[See Review, vol. ii. p. 183.) SERMON
ERMON being ended, the king uncovered his head, and the archbishop arose, and repaired to his majesty, and asked him :
Sir, Are you willing to take the oath usually taken by your predecessors?
And the king answered. I am willing.
Then the bishop ministered these questions ; to'which the king (having a book in his hand) answered severally as followeth.
ARCHB. Sir, will you grant and keep, and by your oath confirm to the people of England, the laws and customs to them granted by the kings of England, your lawful and religious predecessors ; and namely, the laws, customs, and franchises granted to the clergy by the glorious king St. Edward, your predecessor, according to the laws of God, the true profession of the gospel established in this kingdom, and agreeing to the prerogative of the kings thereof, and the antient customs of this realm ?
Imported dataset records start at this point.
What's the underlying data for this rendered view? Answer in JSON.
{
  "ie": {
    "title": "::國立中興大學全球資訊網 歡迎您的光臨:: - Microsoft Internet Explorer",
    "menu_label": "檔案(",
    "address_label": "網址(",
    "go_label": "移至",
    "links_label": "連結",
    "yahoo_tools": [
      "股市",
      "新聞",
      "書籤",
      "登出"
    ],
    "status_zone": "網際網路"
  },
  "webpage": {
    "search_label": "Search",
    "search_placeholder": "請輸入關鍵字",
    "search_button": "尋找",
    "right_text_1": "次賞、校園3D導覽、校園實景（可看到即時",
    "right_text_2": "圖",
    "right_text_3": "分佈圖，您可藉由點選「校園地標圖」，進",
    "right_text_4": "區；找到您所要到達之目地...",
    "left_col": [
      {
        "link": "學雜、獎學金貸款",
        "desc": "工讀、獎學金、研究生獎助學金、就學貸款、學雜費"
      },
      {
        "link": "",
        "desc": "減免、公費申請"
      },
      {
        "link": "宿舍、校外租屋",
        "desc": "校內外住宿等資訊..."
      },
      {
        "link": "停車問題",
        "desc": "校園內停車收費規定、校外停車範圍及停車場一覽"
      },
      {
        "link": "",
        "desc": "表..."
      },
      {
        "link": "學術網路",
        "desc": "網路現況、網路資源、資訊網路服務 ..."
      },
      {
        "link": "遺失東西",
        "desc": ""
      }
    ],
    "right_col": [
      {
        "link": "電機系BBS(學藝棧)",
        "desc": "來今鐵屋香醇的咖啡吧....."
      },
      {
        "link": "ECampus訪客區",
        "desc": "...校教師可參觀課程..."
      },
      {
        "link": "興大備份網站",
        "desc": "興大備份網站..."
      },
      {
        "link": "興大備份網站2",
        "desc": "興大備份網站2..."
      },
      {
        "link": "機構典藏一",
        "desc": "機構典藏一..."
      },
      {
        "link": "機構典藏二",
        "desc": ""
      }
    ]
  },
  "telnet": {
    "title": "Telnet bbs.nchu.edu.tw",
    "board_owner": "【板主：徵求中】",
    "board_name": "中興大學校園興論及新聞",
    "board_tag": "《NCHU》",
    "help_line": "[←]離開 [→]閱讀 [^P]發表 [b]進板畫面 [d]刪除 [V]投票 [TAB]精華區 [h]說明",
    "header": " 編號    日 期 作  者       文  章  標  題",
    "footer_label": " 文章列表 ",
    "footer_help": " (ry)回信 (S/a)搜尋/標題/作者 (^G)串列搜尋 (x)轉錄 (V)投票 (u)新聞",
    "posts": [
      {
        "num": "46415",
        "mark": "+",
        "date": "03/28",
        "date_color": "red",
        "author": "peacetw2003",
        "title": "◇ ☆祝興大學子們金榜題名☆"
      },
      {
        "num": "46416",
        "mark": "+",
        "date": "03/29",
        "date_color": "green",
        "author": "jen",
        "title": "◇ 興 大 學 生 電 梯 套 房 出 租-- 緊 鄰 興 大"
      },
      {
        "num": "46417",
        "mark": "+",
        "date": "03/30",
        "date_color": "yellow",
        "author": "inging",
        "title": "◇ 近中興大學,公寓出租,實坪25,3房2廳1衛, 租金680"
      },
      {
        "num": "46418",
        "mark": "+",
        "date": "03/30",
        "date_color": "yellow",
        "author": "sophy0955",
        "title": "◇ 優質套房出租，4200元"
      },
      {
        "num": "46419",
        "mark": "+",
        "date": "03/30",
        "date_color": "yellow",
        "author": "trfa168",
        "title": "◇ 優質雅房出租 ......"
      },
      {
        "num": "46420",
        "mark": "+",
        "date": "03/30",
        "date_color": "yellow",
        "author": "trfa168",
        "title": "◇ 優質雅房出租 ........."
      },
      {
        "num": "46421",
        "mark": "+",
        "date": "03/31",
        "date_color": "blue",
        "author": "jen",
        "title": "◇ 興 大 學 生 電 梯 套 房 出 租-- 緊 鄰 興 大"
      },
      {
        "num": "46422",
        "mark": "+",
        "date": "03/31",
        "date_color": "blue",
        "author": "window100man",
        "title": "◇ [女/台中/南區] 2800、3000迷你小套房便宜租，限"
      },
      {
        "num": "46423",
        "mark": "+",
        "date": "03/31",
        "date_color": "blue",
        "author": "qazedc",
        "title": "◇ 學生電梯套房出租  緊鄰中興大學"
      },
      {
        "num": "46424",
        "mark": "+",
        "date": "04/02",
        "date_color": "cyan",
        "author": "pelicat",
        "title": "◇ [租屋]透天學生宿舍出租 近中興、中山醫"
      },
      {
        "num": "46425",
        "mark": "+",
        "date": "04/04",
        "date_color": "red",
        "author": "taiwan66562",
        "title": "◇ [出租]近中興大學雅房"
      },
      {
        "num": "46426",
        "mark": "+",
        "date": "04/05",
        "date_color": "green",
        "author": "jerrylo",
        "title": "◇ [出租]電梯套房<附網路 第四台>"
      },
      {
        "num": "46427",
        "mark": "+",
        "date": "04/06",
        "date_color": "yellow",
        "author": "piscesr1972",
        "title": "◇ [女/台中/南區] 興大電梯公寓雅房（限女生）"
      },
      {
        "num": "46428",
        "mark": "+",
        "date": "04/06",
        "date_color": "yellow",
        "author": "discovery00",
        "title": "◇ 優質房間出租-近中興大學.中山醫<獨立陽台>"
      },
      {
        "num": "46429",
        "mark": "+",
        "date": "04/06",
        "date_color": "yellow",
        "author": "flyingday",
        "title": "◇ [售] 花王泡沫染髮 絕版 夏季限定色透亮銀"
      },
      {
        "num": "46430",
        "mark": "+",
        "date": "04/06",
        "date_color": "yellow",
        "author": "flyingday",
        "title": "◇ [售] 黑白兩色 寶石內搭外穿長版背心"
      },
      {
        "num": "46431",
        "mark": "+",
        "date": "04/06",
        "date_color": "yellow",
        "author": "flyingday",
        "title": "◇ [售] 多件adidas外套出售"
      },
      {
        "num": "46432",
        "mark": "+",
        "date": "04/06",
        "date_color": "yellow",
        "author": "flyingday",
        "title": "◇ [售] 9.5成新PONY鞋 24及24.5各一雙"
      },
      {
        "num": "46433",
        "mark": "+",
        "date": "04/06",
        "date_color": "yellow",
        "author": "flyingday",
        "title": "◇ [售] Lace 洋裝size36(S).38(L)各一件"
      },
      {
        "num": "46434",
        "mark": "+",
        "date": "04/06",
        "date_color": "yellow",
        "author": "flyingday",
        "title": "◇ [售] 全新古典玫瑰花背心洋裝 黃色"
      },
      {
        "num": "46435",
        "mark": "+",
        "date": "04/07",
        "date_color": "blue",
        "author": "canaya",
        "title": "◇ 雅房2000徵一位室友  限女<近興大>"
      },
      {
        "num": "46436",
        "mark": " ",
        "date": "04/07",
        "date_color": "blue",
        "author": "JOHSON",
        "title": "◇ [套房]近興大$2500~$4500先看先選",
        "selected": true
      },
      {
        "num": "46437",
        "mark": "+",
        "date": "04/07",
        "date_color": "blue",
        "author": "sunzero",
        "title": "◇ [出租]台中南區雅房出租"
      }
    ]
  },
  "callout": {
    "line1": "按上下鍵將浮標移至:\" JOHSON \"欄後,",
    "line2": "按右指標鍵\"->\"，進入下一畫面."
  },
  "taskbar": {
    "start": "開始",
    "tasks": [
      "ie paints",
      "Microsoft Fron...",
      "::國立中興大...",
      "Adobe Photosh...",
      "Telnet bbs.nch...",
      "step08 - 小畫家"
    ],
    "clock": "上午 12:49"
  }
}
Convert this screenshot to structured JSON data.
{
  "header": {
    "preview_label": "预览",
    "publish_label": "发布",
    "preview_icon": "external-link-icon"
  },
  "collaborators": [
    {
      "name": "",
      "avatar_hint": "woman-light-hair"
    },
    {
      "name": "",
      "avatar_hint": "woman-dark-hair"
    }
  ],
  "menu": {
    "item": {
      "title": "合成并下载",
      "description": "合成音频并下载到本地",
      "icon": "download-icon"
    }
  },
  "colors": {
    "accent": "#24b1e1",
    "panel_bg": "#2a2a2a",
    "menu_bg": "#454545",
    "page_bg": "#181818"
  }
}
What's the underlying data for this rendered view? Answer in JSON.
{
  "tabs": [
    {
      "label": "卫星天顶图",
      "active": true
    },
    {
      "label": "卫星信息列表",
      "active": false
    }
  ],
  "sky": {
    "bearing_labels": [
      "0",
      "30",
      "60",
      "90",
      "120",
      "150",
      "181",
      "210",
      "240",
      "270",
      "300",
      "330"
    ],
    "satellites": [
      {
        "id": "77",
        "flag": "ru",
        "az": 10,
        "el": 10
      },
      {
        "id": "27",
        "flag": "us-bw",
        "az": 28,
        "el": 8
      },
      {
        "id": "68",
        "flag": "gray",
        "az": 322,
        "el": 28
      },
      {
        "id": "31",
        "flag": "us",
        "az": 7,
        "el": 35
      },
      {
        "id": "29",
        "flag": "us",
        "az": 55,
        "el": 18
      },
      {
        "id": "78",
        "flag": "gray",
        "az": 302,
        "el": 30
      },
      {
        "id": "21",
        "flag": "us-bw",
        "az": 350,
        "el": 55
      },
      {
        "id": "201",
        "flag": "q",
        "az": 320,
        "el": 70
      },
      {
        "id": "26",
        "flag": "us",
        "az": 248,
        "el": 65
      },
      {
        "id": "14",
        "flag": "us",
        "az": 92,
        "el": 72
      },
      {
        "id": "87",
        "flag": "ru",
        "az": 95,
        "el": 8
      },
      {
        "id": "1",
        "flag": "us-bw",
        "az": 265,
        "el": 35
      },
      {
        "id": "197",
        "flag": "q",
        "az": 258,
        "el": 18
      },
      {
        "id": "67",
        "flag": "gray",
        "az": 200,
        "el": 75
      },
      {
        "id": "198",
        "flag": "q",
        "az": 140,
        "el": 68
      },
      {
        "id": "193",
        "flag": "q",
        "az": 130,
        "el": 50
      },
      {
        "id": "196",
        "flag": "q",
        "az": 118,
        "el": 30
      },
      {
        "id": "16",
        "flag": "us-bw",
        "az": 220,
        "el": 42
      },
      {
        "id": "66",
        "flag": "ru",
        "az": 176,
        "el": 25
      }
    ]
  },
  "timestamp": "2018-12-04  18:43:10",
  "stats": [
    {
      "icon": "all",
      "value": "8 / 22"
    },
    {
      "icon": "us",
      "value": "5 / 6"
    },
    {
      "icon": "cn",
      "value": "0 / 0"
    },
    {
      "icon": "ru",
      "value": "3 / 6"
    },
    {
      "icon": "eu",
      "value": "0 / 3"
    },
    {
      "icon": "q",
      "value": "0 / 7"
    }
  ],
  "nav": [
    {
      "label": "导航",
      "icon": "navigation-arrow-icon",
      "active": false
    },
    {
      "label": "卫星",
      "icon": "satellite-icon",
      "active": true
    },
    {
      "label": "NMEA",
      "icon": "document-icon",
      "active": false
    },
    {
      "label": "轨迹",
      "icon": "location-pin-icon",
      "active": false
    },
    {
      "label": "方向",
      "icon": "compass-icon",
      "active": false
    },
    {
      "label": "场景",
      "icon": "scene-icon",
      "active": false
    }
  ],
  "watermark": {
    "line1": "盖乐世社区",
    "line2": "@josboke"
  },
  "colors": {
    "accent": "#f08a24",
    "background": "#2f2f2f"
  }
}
KING. I grant and promise to keep them.
ARCHB. Sir, will you keep peace and godly agreement intirely, according to your power, to the holy church, the clergy and the people ?
KING. I will keep it.
ARCHB. Sir, will you to your power cause law, justice and discretion, in mercy and truth, to be executed in all your judgments ?
KING. I will.
ARCHB. Sir, will you grant to hold and keep the rightful cuftoms which the commonalty of this your kingdom have, and will you defend and uphold them to the honour of God, so much as in you
Then the petition or request of the bishops to the king, was
Our lord and king, we beseech you to pardon us, and to
The king answered :
With a willing and devout heart, I promise and grant you
Then the king arose from his chair, and being attended by
The things which I have here before promised, I will perform
And then kissed the book.
N. B. The numeral letters refer to the volumes, and the
figures to the pages.
Kilkenny, i. 366. Put to death
by the Cromwellians, ib. note.
vernors of Ireland during the a declaration, containing virulent
mond, ii. 40.
To restrain foreign educa rack by order of the lords justices,
po ed when a prisoner with the insur-
Bedford, Duke of, lord lieutenant of
cessors, treat the Irish as a conquer lics, ii. 264. Approves of their
conduct, ib. note.
of, to prevent the further growth Connaught, severely governs that
Sir Richard, enmity of, to
king, 304. Created Marquis, ib. changes the Lord's Prayer, i. 61.
Brogbill, Lord, cruelty of, on the
His proposal at the
Contrivances of, ib. Apa
pointed one of the commissioners
sent to the king, 75. His ma-
Mac - Mahon's country, i. 18. Earl of Orrery, 79. Made one
-, Walter, colonel, makes a finifter means for his own private
Burnet, bishop, describes the ecclefi length obeyed in that respect, ib.
aftical courts in Ireland, i. 103. Sends a commission to Ormond to
His further account of them, 110. conclude a peace with the confede-
rates, 310. Emphatically expres-
sends Glamorgan with a commif-
his letters to Glamorgan, 331–
333• Acquaints Ormond and
Digby of his unhappy situation,
338. Kept under the clofeft and
an order to the Marquis of Ormond
Irish, i. 43. His account of a federates, 348. How treated by
the Scots, 357:
vices to suppress the Northern in land, ii. 24. Arrives in Scotland,
25. Signs the covenant, ib. Pub-
Proclaimed in Ire-
against the frifh, 78. Acknowled-
his obligations to the Irish in
ment, 96. Appoints commission-
ers for the fettlement of Irith af-
of Ormond, 117. His remarka-
of the city of Dublin before the
them, 75. Receives a letter from
Favours the puritans, 87.
Commands him again to Declares the Star-chamber a proper
court to punish jurors,
rigorous enquiry into defective ti-
tles, 105. ib. note.